Answer Song, poems by Jordan Smith.
When I heard you sing,
I knew you expected nothing from me,
Since a song is nothing
But the dead air on the AM radio
Between ads for the speedway, STP, and Valvoline.
Since a song is nothing,
I knew you expected an answer song,
I rolled the window down, and stuck one arm out,
Sunburned to the shoulder.
An unlit cigarette in my mouth, I waved
To a girl walking along the fairground fence
In the rearview mirror.
And I punched one button after another on the radio.
In those days, between towns and in the long valleys,
All you could pull in was static,
Or maybe the country station from Canandaigua.
Then I heard a few bars of steel guitar
From a jukebox through a propped-open diner door
At a four-way stop,
A song that had nothing to do with you,
Which was the song I wanted,
Since a song is nothing,
Even an answer song,
In the dead air on the radio,
And nobody listening at all.
Craft Essay Disguised as an
Undistinguished Film Noir
If any of this was the mystery you once thought it was,
You’d turn what was left of your attention
Unwilling protagonist of an undistinguished film noir,
Devotee of ellipses, of lines half-remembered,
One word standing between you and another.
The stubbed-out cigarette, the parcel wrapped in old newspaper
Unopened on an end table,
You have forgotten them, and the name you used
Was never more than a slick of oil after the rain in the parking lot,
If any of this was a solution, you would already know.
for David St. John
Even as it began, the dream was all denouement,
That sort of memory, that sort of absence.
Stills from the films online the day after the screening.
Two women, each on a window’s far side,
Each with a palm pressed to the glass,
As if toward and to ward
Were a single word,
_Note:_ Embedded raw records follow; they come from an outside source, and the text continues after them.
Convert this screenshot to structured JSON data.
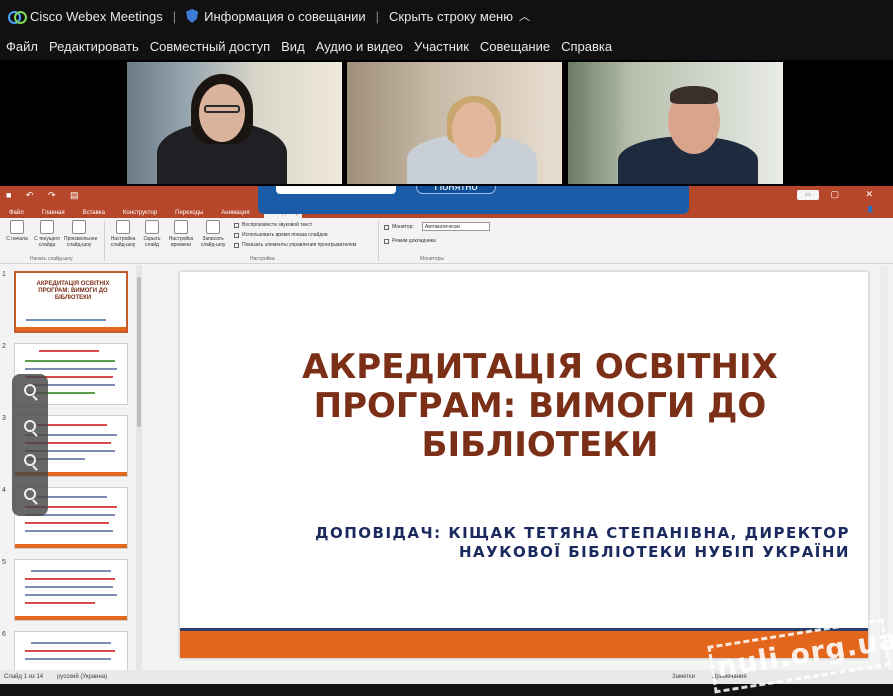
{
  "webex": {
    "app_title": "Cisco Webex Meetings",
    "meeting_info": "Информация о совещании",
    "hide_menu": "Скрыть строку меню",
    "menu": [
      "Файл",
      "Редактировать",
      "Совместный доступ",
      "Вид",
      "Аудио и видео",
      "Участник",
      "Совещание",
      "Справка"
    ],
    "banner_button": "Понятно"
  },
  "powerpoint": {
    "tabs": [
      "Файл",
      "Главная",
      "Вставка",
      "Конструктор",
      "Переходы",
      "Анимация",
      "Слайд-шоу"
    ],
    "active_tab": "Слайд-шоу",
    "ribbon": {
      "buttons": [
        "С начала",
        "С текущего слайда",
        "Произвольное слайд-шоу",
        "Настройка слайд-шоу",
        "Скрыть слайд",
        "Настройка времени",
        "Записать слайд-шоу"
      ],
      "group_start": "Начать слайд-шоу",
      "group_setup": "Настройка",
      "group_monitors": "Мониторы",
      "checks": [
        "Воспроизвести звуковой текст",
        "Использовать время показа слайдов",
        "Показать элементы управления проигрывателем"
      ],
      "monitor_label": "Монитор:",
      "monitor_value": "Автоматически",
      "presenter_view": "Режим докладчика"
    },
    "thumb_numbers": [
      "1",
      "2",
      "3",
      "4",
      "5",
      "6"
    ],
    "thumb1_title": "АКРЕДИТАЦІЯ ОСВІТНІХ ПРОГРАМ: ВИМОГИ ДО БІБЛІОТЕКИ",
    "status_left": "Слайд 1 из 14",
    "status_lang": "русский (Украина)",
    "status_notes": "Заметки",
    "status_comments": "Примечания"
  },
  "slide": {
    "title": "АКРЕДИТАЦІЯ ОСВІТНІХ ПРОГРАМ: ВИМОГИ ДО БІБЛІОТЕКИ",
    "subtitle_line1": "ДОПОВІДАЧ: КІЩАК ТЕТЯНА СТЕПАНІВНА, ДИРЕКТОР",
    "subtitle_line2": "НАУКОВОЇ БІБЛІОТЕКИ НУБІП УКРАЇНИ"
  },
  "watermark": "nuli.org.ua",
  "colors": {
    "ppt_accent": "#b7472a",
    "slide_title": "#7a2f16",
    "slide_subtitle": "#1b2a5e",
    "slide_bar": "#e2671c",
    "banner": "#1a5ca8"
  }
}
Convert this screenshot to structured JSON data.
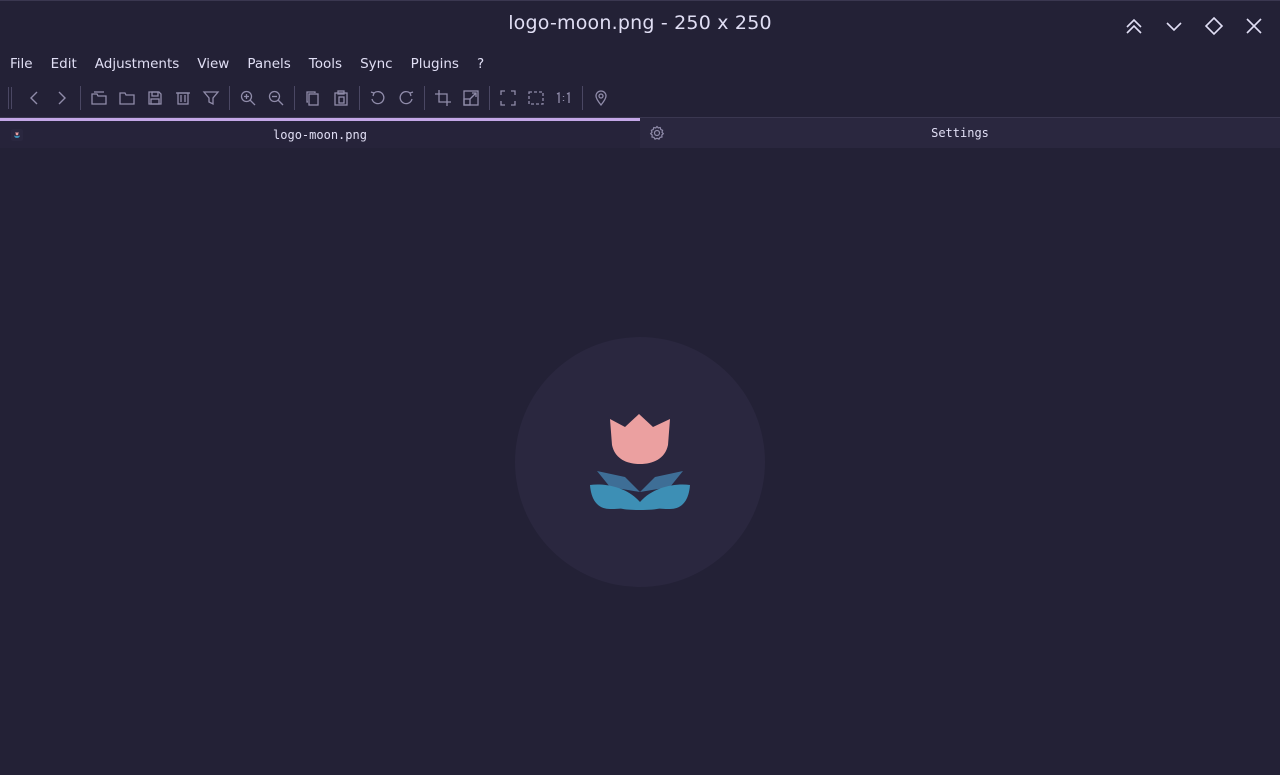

A longing that was almost aversion, almost self-regard.
The moiré when one screen is placed over another.
The window screen, the screen you are watching.
The fierce distortion you might recognize,
If it weren’t your own,
If you were lucky enough to recognize it at all.
© Jordan Smith
Jordan Smith is the author of eight full-length books of poems, most recently Little Black Train, winner of the Three Mile Harbor Press Prize, Clare’s Empire, a fantasia on the life and work of John Clare from The Hydroelectric Press, and The Light in the Film from the University of Tampa Press. He has also worked on several collaborations with artist, Walter Hatke, including What Came Home and Hat & Key. The recipient of grants from the Guggenheim Foundation and the Ingram Merrill Foundation, he lives with his wife, Malie, in upstate New York, where he plays fiddle and is the Edward Everett Hale Jr., Professor of English at Union College.